Published: September 19, 2022
Cars, trucks, SUVs, and other vehicles drive in traffic on the 405 freeway through the Sepulveda Pass in Los Angeles, California, on Aug. 25, 2022.(Image: PATRICK T. FALLON/AFP via Getty Images)

U.S. traffic deaths rose 0.5 percent in the first half of 2022 to 20,175, the highest number killed in the period since 2006, according to an early estimate released by U.S. regulators.

Traffic deaths have jumped after pandemic lockdowns ended as more drivers engaged in unsafe behavior.
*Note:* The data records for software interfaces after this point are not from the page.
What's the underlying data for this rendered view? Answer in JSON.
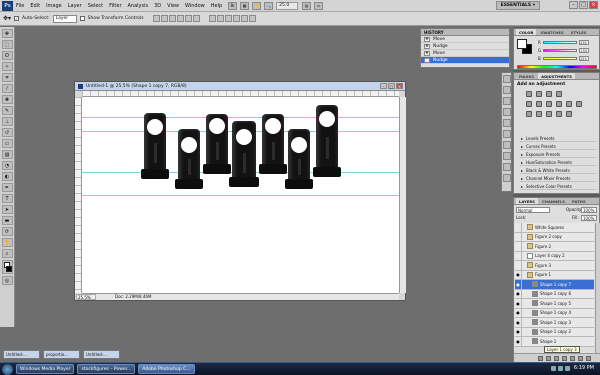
{
  "menubar": {
    "logo": "Ps",
    "items": [
      "File",
      "Edit",
      "Image",
      "Layer",
      "Select",
      "Filter",
      "Analysis",
      "3D",
      "View",
      "Window",
      "Help"
    ],
    "zoom": "25.0",
    "workspace": "ESSENTIALS ▾"
  },
  "options": {
    "auto_select_label": "Auto-Select:",
    "auto_select_value": "Layer",
    "transform_label": "Show Transform Controls"
  },
  "document": {
    "title": "Untitled-1 @ 25.5% (Shape 1 copy 7, RGB/8)",
    "zoom": "25.5%",
    "doc_size": "Doc: 2.29M/8.46M"
  },
  "history": {
    "tab": "HISTORY",
    "items": [
      "Move",
      "Nudge",
      "Move",
      "Nudge"
    ],
    "selected_index": 3
  },
  "color_panel": {
    "tabs": [
      "COLOR",
      "SWATCHES",
      "STYLES"
    ],
    "r_label": "R",
    "g_label": "G",
    "b_label": "B",
    "r": "255",
    "g": "255",
    "b": "255",
    "fg": "#ffffff",
    "bg": "#000000"
  },
  "adjustments": {
    "tabs": [
      "MASKS",
      "ADJUSTMENTS"
    ],
    "title": "Add an adjustment",
    "presets": [
      "Levels Presets",
      "Curves Presets",
      "Exposure Presets",
      "Hue/Saturation Presets",
      "Black & White Presets",
      "Channel Mixer Presets",
      "Selective Color Presets"
    ]
  },
  "layers": {
    "tabs": [
      "LAYERS",
      "CHANNELS",
      "PATHS"
    ],
    "blend_mode": "Normal",
    "opacity_label": "Opacity:",
    "opacity": "100%",
    "lock_label": "Lock:",
    "fill_label": "Fill:",
    "fill": "100%",
    "rows": [
      {
        "name": "White Squares",
        "kind": "group",
        "visible": false,
        "indent": false
      },
      {
        "name": "Figure 2 copy",
        "kind": "group",
        "visible": false,
        "indent": false
      },
      {
        "name": "Figure 2",
        "kind": "group",
        "visible": false,
        "indent": false
      },
      {
        "name": "Layer 4 copy 2",
        "kind": "layer",
        "visible": false,
        "indent": false
      },
      {
        "name": "Figure 3",
        "kind": "group",
        "visible": false,
        "indent": false
      },
      {
        "name": "Figure 1",
        "kind": "group",
        "visible": true,
        "indent": false
      },
      {
        "name": "Shape 1 copy 7",
        "kind": "shape",
        "visible": true,
        "indent": true,
        "selected": true
      },
      {
        "name": "Shape 1 copy 6",
        "kind": "shape",
        "visible": true,
        "indent": true
      },
      {
        "name": "Shape 1 copy 5",
        "kind": "shape",
        "visible": true,
        "indent": true
      },
      {
        "name": "Shape 1 copy 4",
        "kind": "shape",
        "visible": true,
        "indent": true
      },
      {
        "name": "Shape 1 copy 3",
        "kind": "shape",
        "visible": true,
        "indent": true
      },
      {
        "name": "Shape 1 copy 2",
        "kind": "shape",
        "visible": true,
        "indent": true
      },
      {
        "name": "Shape 1",
        "kind": "shape",
        "visible": true,
        "indent": true
      }
    ],
    "tooltip": "Layer 1 copy 3"
  },
  "minimized_docs": [
    "Untitled-...",
    "proportio...",
    "Untitled-..."
  ],
  "taskbar": {
    "tasks": [
      "Windows Media Player",
      "stockfigures – Power...",
      "Adobe Photoshop C..."
    ],
    "active_index": 2,
    "clock": "6:19 PM"
  }
}
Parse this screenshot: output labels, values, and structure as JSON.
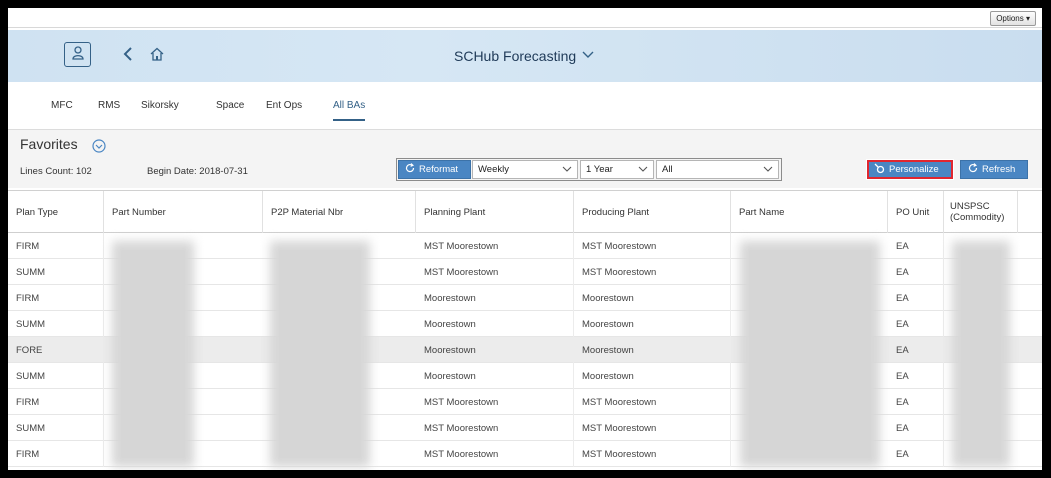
{
  "options": {
    "label": "Options ▾"
  },
  "shell": {
    "title": "SCHub Forecasting",
    "icons": {
      "user": "user-icon",
      "back": "back-chevron-icon",
      "home": "home-icon",
      "title_menu": "chevron-down-icon"
    }
  },
  "tabs": [
    {
      "label": "MFC",
      "active": false
    },
    {
      "label": "RMS",
      "active": false
    },
    {
      "label": "Sikorsky",
      "active": false
    },
    {
      "label": "Space",
      "active": false
    },
    {
      "label": "Ent Ops",
      "active": false
    },
    {
      "label": "All BAs",
      "active": true
    }
  ],
  "filters": {
    "favorites_label": "Favorites",
    "lines_count": "Lines Count: 102",
    "begin_date": "Begin Date: 2018-07-31",
    "reformat_label": "Reformat",
    "period_value": "Weekly",
    "range_value": "1 Year",
    "scope_value": "All",
    "personalize_label": "Personalize",
    "refresh_label": "Refresh"
  },
  "table": {
    "columns": [
      "Plan Type",
      "Part Number",
      "P2P Material Nbr",
      "Planning Plant",
      "Producing Plant",
      "Part Name",
      "PO Unit",
      "UNSPSC (Commodity)"
    ],
    "rows": [
      {
        "plan_type": "FIRM",
        "planning_plant": "MST Moorestown",
        "producing_plant": "MST Moorestown",
        "po_unit": "EA",
        "highlight": false
      },
      {
        "plan_type": "SUMM",
        "planning_plant": "MST Moorestown",
        "producing_plant": "MST Moorestown",
        "po_unit": "EA",
        "highlight": false
      },
      {
        "plan_type": "FIRM",
        "planning_plant": "Moorestown",
        "producing_plant": "Moorestown",
        "po_unit": "EA",
        "highlight": false
      },
      {
        "plan_type": "SUMM",
        "planning_plant": "Moorestown",
        "producing_plant": "Moorestown",
        "po_unit": "EA",
        "highlight": false
      },
      {
        "plan_type": "FORE",
        "planning_plant": "Moorestown",
        "producing_plant": "Moorestown",
        "po_unit": "EA",
        "highlight": true
      },
      {
        "plan_type": "SUMM",
        "planning_plant": "Moorestown",
        "producing_plant": "Moorestown",
        "po_unit": "EA",
        "highlight": false
      },
      {
        "plan_type": "FIRM",
        "planning_plant": "MST Moorestown",
        "producing_plant": "MST Moorestown",
        "po_unit": "EA",
        "highlight": false
      },
      {
        "plan_type": "SUMM",
        "planning_plant": "MST Moorestown",
        "producing_plant": "MST Moorestown",
        "po_unit": "EA",
        "highlight": false
      },
      {
        "plan_type": "FIRM",
        "planning_plant": "MST Moorestown",
        "producing_plant": "MST Moorestown",
        "po_unit": "EA",
        "highlight": false
      }
    ]
  },
  "colors": {
    "shell_bg": "#cfe2f2",
    "accent": "#4a86c3",
    "active_tab": "#346187",
    "personalize_outline": "#e0262f",
    "row_highlight": "#ececec"
  }
}
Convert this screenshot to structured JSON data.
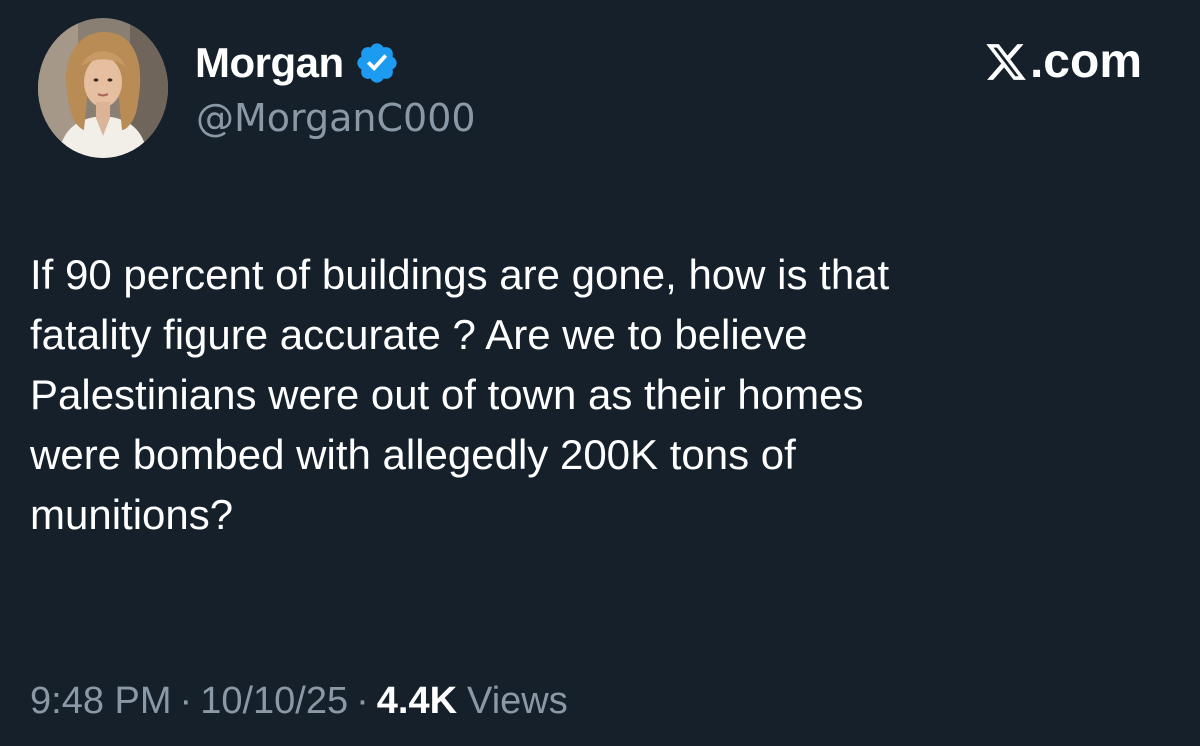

The National Highway Traffic Safety Administration (NHTSA) said Monday in the second quarter, traffic deaths fell 4.9 percent, the first decline in fatalities after seven consecutive quarters of year-over-year increases in fatalities but still substantially above pre-pandemic levels.

As U.S. roads became less crowded during the pandemic, some motorists perceived police were less likely to issue tickets, experts say, likely resulting in riskier behavior on the roads.

NHTSA research indicates incidents of speeding and traveling without wearing seatbelts were higher than before the pandemic.

In 2021, pedestrians killed jumped 13 percent to 7,342, the most since 1981. The number of people on bicycles who were killed rose 5% to 985, the most since at least 1980, NHTSA said.

NHTSA lost its administrator earlier this month after Steve Cliff took a senior position with the California Air Resources Board and the agency is being run on an acting basis by its general counsel Ann Carlson, who said despite the second quarter decline “the number of people dying on roads in this country remains a crisis.”

Safety advocacy groups have urged the administration to move quickly to fill NHTSA’s top job, which was never filled under President Donald Trump.

Transportation Secretary Pete Buttigieg told reporters last week the administration is “actively working” to select a nominee to fill NHTSA’s top job.

Buttigieg said the United States needs safer drivers, vehicles, roads and speeds.

“These deaths are preventable, not inevitable, and we should act accordingly,” Buttigieg said on Monday in a statement.

By Reuters (Reporting by David Shepardson; Editing by Chizu Nomiyama and Marguerita Choy)